In the data below, find each line containing the string "name" and return it.
***** Available data *****
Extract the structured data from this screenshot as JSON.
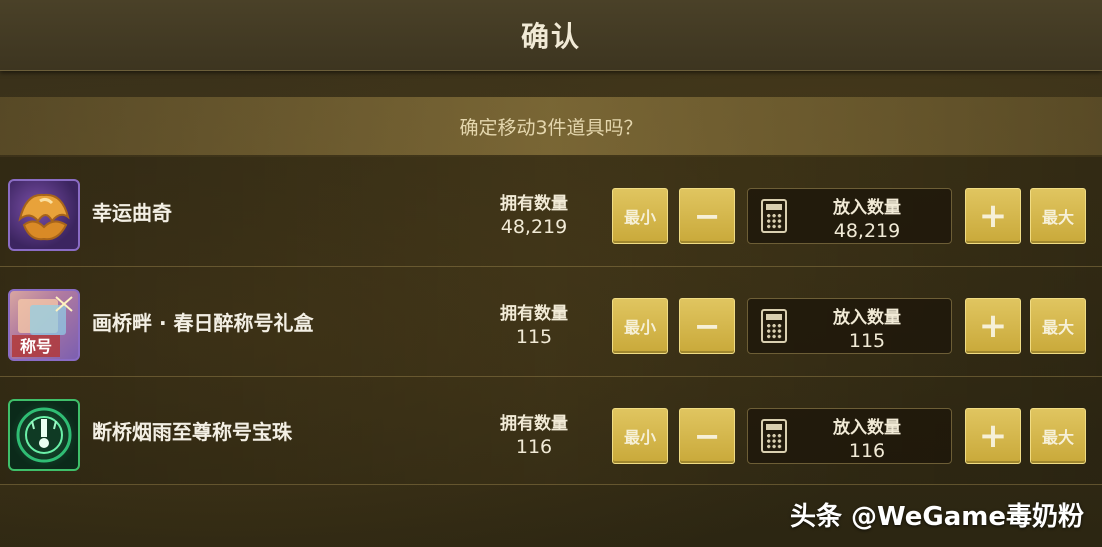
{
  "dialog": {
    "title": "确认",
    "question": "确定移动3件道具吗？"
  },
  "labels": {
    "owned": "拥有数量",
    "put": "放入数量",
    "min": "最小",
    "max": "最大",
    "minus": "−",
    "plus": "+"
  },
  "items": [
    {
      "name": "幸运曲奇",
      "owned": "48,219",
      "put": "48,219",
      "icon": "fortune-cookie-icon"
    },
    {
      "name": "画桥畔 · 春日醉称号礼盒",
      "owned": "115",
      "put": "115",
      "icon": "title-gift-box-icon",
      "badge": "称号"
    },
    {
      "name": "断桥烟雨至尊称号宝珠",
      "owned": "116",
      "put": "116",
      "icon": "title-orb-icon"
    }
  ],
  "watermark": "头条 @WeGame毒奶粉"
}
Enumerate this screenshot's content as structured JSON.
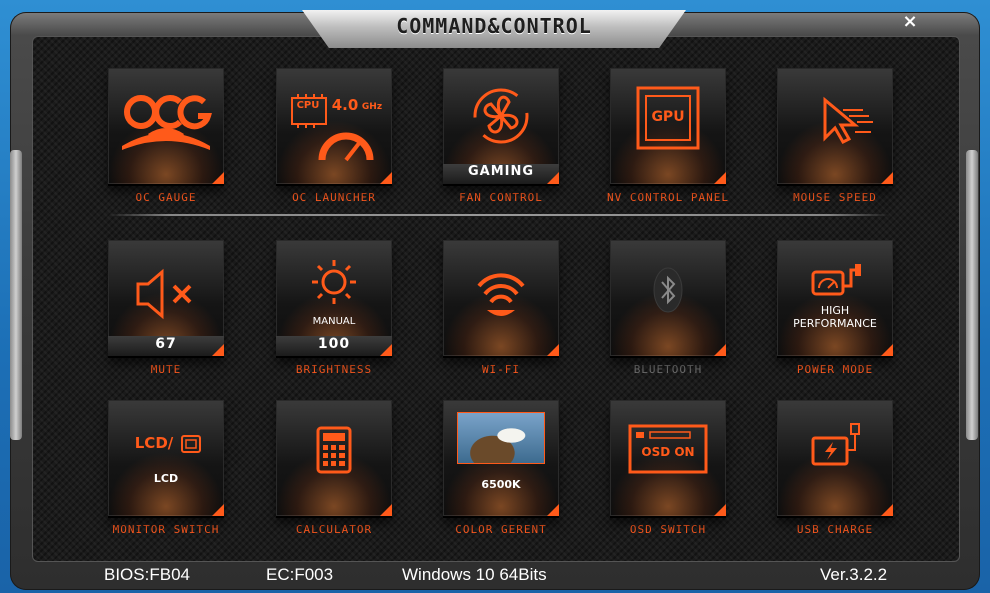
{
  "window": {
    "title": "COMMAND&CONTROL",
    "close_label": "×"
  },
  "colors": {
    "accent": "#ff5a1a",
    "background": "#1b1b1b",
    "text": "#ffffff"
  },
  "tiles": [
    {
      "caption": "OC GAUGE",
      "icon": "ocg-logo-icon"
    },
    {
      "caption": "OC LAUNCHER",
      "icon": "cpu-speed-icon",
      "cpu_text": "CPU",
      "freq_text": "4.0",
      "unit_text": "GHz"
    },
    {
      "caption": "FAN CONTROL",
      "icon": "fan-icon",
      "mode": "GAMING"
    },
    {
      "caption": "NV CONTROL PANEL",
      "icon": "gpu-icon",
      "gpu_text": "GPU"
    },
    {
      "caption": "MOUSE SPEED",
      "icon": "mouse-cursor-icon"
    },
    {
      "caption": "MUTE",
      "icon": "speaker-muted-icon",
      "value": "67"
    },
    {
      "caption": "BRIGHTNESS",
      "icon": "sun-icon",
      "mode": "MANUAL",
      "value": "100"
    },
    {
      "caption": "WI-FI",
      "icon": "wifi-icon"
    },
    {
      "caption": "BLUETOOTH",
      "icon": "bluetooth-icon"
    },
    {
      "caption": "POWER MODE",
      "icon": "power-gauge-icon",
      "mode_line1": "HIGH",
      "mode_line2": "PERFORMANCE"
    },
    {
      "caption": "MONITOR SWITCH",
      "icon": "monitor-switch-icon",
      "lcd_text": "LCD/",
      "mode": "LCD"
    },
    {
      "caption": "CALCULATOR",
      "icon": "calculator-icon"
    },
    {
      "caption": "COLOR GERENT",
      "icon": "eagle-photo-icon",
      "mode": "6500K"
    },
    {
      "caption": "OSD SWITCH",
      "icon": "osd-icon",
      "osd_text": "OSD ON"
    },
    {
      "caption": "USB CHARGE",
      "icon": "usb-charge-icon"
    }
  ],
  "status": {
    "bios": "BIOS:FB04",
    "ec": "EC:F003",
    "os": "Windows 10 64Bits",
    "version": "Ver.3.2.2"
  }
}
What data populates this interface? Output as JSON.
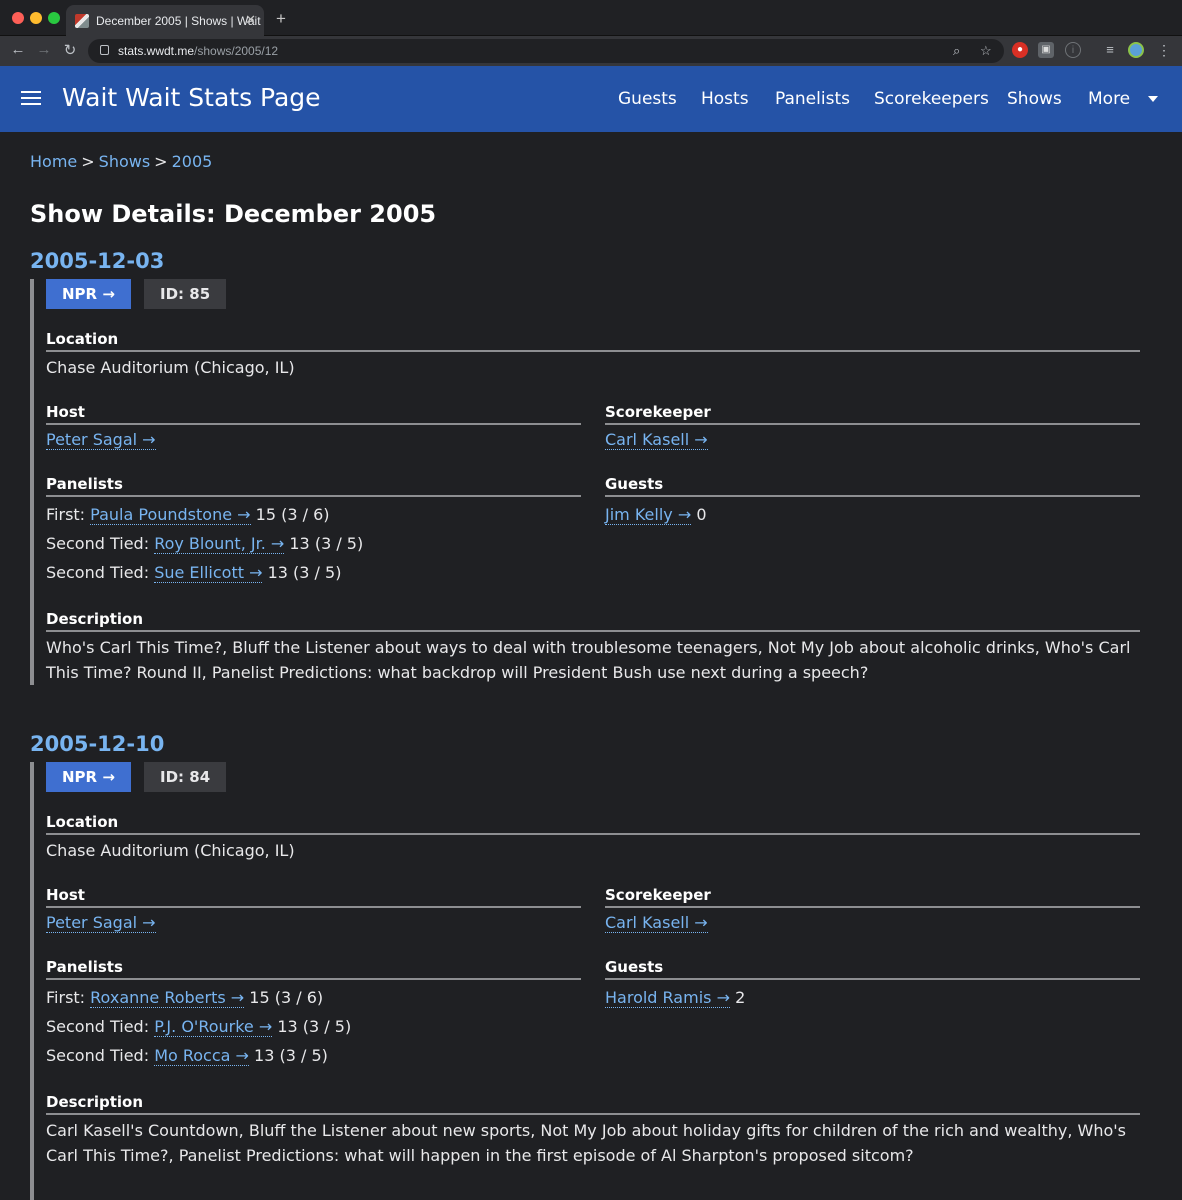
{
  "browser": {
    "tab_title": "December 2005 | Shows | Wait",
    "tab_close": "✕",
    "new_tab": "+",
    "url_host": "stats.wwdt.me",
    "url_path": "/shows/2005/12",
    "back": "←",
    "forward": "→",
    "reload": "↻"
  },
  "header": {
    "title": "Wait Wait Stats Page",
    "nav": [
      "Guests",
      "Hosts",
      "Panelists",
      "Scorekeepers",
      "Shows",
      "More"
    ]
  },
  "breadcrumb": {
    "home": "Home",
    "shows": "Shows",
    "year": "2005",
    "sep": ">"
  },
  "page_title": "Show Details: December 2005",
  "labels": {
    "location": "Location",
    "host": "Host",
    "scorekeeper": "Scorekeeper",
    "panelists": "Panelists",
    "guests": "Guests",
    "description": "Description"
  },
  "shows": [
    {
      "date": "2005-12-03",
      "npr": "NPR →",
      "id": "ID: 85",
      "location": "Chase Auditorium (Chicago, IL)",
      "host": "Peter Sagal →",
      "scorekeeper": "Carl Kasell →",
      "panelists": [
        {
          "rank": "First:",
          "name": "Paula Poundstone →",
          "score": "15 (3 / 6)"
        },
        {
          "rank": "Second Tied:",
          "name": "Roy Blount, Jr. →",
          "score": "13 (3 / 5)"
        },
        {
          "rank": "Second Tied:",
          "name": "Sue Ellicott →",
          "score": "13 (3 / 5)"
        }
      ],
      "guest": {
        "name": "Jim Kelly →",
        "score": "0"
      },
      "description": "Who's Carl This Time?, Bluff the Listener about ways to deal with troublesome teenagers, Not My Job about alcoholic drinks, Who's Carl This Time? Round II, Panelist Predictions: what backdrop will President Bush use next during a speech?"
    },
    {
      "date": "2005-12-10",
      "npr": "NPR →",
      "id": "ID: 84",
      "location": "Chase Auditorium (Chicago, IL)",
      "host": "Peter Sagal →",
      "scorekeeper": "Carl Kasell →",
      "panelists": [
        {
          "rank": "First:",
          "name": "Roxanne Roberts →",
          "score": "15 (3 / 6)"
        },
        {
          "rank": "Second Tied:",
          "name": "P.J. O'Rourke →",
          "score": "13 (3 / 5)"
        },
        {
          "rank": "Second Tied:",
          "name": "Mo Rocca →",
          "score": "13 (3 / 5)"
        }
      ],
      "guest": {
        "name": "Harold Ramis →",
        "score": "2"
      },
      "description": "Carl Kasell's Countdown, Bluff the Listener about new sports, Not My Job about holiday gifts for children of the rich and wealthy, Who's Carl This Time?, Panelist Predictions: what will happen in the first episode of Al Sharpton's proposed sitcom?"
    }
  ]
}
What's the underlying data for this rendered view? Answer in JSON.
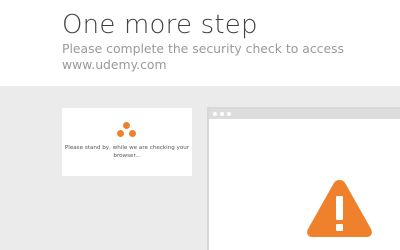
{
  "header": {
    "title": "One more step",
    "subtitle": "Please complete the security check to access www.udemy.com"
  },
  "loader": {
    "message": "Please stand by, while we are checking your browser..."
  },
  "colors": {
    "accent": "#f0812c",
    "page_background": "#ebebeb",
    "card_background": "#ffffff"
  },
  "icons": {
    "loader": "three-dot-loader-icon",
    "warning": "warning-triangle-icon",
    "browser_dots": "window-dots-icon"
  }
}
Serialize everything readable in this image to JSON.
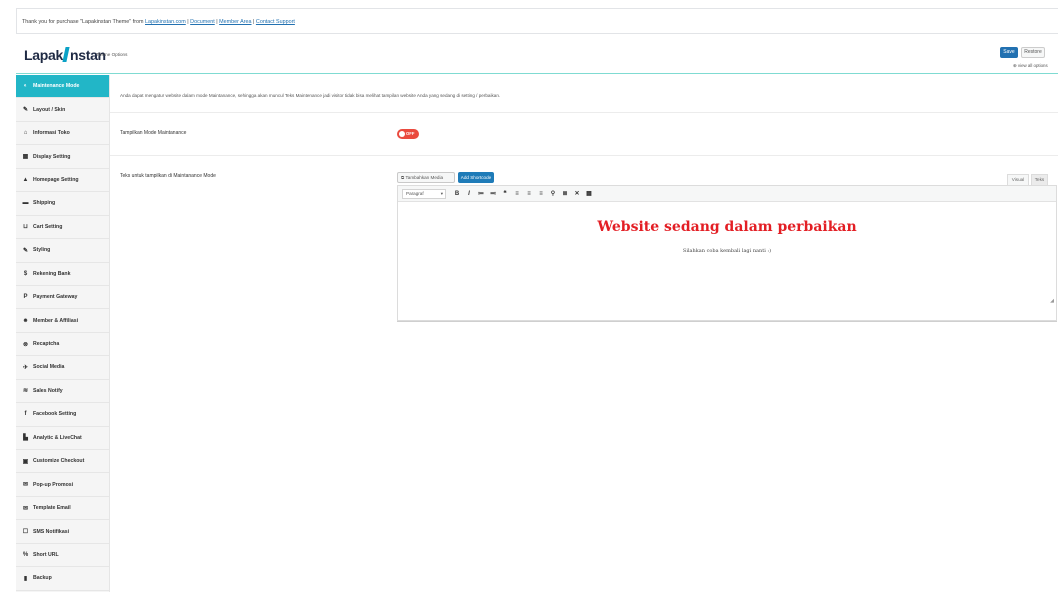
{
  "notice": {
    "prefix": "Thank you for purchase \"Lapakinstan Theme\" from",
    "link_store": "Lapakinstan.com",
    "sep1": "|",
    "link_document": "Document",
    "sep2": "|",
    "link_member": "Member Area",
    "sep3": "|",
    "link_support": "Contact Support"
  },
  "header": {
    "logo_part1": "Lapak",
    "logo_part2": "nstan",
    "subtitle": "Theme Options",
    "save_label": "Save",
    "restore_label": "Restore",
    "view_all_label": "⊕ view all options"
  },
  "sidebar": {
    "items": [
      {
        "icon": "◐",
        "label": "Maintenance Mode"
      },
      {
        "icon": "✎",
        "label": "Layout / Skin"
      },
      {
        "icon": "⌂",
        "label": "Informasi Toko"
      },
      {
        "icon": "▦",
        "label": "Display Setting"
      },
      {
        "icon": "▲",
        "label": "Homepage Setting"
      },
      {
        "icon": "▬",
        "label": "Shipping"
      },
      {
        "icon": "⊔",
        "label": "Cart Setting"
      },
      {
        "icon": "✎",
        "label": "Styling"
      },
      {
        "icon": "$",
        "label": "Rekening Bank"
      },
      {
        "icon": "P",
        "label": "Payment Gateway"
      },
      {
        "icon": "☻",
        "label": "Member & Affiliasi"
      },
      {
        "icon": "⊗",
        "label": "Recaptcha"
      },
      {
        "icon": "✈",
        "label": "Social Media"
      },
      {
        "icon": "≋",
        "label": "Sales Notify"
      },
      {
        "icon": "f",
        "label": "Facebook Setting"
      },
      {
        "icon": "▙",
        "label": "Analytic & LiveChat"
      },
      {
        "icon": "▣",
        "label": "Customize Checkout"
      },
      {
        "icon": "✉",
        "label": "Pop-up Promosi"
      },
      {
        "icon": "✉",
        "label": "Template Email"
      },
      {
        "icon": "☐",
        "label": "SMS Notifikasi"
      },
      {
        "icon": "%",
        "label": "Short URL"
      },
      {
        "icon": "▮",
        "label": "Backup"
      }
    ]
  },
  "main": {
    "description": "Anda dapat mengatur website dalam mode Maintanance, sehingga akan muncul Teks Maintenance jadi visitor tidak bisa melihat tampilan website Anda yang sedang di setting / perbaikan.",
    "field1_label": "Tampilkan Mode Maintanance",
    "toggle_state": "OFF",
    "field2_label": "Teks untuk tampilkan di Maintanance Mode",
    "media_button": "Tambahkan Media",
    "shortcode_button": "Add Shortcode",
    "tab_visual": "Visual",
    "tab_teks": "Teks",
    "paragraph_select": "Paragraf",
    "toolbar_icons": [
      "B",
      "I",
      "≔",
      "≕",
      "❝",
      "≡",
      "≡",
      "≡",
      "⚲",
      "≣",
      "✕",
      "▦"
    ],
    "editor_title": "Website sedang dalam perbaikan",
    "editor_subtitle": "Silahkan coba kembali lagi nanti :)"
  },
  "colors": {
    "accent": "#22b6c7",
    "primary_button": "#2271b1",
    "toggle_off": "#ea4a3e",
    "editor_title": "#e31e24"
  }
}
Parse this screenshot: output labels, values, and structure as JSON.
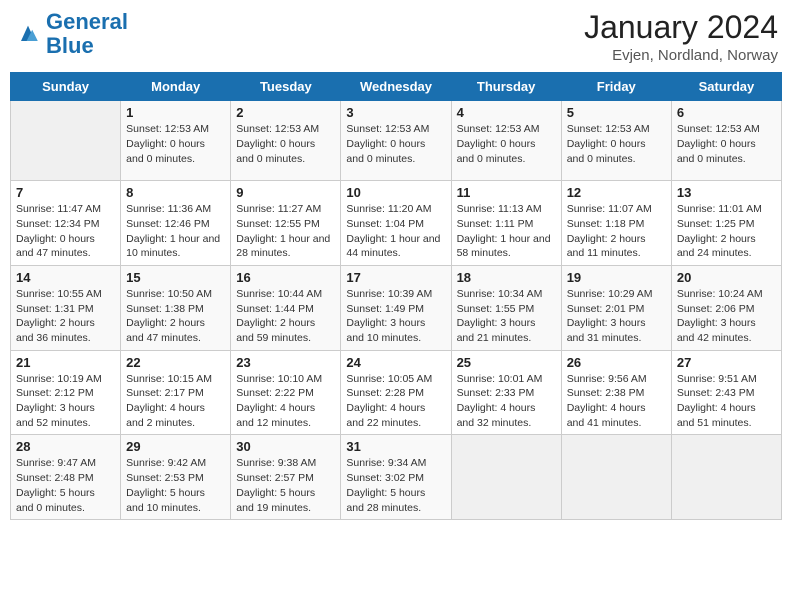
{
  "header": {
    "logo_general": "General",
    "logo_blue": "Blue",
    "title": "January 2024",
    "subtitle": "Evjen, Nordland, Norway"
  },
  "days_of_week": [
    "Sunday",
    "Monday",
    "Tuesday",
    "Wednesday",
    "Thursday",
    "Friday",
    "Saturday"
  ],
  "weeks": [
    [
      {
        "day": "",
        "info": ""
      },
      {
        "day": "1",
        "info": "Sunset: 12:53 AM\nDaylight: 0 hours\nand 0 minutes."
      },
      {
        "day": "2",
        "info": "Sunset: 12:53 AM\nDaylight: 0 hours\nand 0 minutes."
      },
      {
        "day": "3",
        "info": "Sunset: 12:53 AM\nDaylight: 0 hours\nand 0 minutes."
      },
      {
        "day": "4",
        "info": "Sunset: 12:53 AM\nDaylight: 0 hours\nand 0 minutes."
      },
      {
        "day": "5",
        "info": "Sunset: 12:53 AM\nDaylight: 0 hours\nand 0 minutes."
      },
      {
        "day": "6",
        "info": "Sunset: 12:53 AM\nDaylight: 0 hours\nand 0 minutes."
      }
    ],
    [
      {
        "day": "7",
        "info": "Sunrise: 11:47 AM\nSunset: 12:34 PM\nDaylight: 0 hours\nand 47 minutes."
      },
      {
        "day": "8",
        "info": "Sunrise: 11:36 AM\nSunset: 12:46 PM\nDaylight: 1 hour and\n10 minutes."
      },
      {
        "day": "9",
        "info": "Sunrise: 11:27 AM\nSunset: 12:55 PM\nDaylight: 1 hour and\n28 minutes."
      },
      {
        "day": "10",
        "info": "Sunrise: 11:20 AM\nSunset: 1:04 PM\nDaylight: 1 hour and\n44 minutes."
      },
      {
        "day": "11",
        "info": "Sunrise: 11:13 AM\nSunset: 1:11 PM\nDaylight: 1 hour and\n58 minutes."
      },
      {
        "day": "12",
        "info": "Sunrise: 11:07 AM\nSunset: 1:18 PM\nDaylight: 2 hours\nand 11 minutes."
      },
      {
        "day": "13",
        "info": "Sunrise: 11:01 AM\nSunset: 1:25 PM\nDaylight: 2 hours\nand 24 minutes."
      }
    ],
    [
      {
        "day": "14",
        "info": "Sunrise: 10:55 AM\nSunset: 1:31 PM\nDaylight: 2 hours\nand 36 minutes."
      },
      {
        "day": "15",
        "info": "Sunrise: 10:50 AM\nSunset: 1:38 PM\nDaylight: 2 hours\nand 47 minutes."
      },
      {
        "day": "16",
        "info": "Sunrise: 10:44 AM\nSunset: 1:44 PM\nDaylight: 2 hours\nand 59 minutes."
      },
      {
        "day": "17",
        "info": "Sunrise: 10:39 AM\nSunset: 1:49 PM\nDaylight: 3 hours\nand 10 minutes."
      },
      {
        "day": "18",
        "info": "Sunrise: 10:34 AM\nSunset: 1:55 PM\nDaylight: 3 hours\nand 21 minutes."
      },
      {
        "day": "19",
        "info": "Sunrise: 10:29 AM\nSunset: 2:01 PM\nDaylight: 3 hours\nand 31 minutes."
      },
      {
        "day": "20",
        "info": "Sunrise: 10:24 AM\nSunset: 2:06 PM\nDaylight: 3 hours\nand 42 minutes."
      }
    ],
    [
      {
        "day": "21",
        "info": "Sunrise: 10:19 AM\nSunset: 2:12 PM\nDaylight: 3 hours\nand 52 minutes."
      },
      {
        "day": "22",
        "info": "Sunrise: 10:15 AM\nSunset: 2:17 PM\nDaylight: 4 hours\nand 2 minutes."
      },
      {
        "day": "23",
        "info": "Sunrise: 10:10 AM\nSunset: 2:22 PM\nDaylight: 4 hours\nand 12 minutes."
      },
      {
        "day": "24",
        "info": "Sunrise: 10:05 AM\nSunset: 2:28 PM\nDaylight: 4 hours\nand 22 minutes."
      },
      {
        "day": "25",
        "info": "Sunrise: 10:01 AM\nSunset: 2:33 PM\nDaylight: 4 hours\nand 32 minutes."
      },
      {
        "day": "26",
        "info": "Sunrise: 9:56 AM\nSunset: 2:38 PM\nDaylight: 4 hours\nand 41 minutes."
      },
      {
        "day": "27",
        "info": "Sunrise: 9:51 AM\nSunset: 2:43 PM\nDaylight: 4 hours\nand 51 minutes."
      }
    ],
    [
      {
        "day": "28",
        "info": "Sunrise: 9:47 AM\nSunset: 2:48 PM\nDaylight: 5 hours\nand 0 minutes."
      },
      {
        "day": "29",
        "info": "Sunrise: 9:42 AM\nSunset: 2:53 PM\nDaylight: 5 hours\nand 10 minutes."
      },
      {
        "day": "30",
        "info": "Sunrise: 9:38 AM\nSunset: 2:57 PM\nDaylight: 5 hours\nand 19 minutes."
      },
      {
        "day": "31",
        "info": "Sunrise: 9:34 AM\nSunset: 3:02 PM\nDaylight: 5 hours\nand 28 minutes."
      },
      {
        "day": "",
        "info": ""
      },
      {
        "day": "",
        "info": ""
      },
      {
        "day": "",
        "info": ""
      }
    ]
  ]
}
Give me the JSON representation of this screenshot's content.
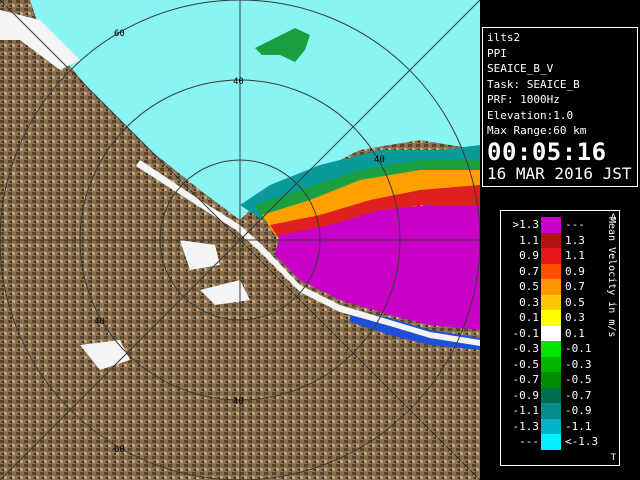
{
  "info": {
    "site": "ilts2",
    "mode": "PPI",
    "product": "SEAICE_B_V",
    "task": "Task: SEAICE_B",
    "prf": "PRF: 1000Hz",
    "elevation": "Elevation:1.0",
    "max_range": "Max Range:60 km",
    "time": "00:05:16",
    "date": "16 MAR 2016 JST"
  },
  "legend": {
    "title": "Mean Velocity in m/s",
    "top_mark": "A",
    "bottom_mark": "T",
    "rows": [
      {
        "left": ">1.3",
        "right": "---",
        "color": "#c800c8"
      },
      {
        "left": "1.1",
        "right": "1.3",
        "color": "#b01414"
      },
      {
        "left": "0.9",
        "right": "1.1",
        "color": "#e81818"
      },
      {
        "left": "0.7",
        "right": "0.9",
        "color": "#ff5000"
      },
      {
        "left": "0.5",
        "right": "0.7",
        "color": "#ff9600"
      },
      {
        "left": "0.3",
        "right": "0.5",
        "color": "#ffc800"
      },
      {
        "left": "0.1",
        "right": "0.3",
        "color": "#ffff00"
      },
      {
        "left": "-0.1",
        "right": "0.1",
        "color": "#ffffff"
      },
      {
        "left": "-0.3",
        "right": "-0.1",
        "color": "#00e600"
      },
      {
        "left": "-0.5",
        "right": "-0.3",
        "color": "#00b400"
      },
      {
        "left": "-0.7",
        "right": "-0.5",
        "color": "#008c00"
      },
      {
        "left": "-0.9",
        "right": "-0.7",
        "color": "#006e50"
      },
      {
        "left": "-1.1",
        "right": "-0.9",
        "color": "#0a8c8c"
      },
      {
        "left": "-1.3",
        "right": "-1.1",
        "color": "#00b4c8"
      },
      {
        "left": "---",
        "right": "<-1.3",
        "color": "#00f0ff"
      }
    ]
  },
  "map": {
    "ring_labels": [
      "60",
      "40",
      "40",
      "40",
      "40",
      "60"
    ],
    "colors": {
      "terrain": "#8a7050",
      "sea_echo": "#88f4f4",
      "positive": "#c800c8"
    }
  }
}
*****
▸ **Answer below**
      "name": "幸运曲奇",
      "name": "画桥畔 · 春日醉称号礼盒",
      "name": "断桥烟雨至尊称号宝珠",
          "name": "Paula Poundstone →",
          "name": "Roy Blount, Jr. →",
          "name": "Sue Ellicott →",
        "name": "Jim Kelly →",
          "name": "Roxanne Roberts →",
          "name": "P.J. O'Rourke →",
          "name": "Mo Rocca →",
        "name": "Harold Ramis →",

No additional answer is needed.